When comfort objects provide the welcome gentle pressure that feels like a hug, they help the body to produce what are called feel-good hormones. One of these hormones is called oxytocin.
Oxytocin – sometimes known as the "love hormone" or "cuddle chemical" – is defined by the Cleveland Clinic as "a natural hormone that stimulates uterine contractions in childbirth and lactation after childbirth."
The Cleveland Clinic adds that oxytocin also "… affects aspects of human behavior and the male and female reproductive systems."
Healthline.com acknowledges the effect of oxytocin in stress reduction. The medical information provider cites scientific studies concluding that oxytocin is associated with happiness and less stress. The hormone helps lower blood pressure and the stress hormone norepinephrine.
A study published in the journal Current Opinion in Behavioral Sciences concluded that "oxytocin plays a significant role in regulating the behavioral and neurobiological responses to stress."
If we accept that hugs can help produce oxytocin, which makes us feel good and helps reduce stress, we should also agree that we need more hugs. However, getting hugs from other humans or live animals is not always possible.
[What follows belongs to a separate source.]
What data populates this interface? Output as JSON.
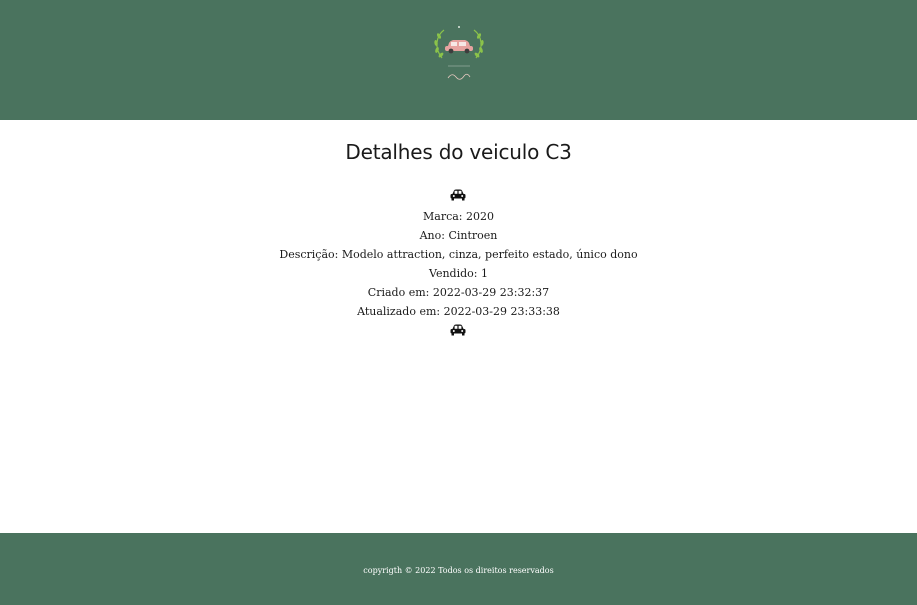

This is when comfort objects, including stuffed animals, come to the rescue.
In agreement with this view, Andrea Michelson of Insider.com recommends products like stuffed animals, body pillows, and weighted blankets for those craving a hug but are unable to get it from another human being.
Is it Normal for an Adult to Have a Comfort Object?
One of the misconceptions is that comfort objects should only be used by children. The reality is that every human being can benefit from a hug. Since hugs from other humans are not always available, adults can turn to comfort objects like stuffed animals to reduce stress.
If you are an adult still attached to your soft toy, never be ashamed because there are millions of other adults like you. In an article published in TheGuardian.com, Sirin Kale tells the story of adults who sleep with soft toys.
Kale cites studies concluding that "44% of adults have held on to their childhood teddies and dolls, and as many as 34% of adults still sleep with a soft toy every night."
There is no denying that we are a stressed generation. However, the good news is that we can do a lot to lower our stress levels. Apart from using comfort objects such as stuffed animals, you can adopt several other measures to have a holistic solution to your stress.
Lauren Ragland writes for the medical news information site WebMD.com and identifies ways of holistically managing stress:
- Maintain a positive attitude.
- Acknowledge the reality that you're not in control of everything.
- Clearly articulate your feelings, beliefs, and opinions, and avoid bottling things up, as this can lead to anger, being defensive, and passively accepting the treatment you get from others.
- Learn effective time management.
- If an event has the potential to introduce stress in your life, learn to say no politely.
- Create time to enjoy your hobbies and interests.
- Avoid using drugs, alcohol, or compulsive behavior as a way of dealing with your stress. Drugs and alcohol may give you temporary relief, but they stress your body even more in the long run.
- Enjoy time with friends and family.
- Make time for physical exercise, as this can help you sleep better.
- Eat a balanced diet.
While the measures listed above can effectively help you manage stress daily, the reality is that sometimes you will need professional help. If you have tried following the tips above, but your stress still leads to failure to relax or have pleasure, leads to chronic illness, drug abuse, or other adverse effects, it may be time to talk to your doctor.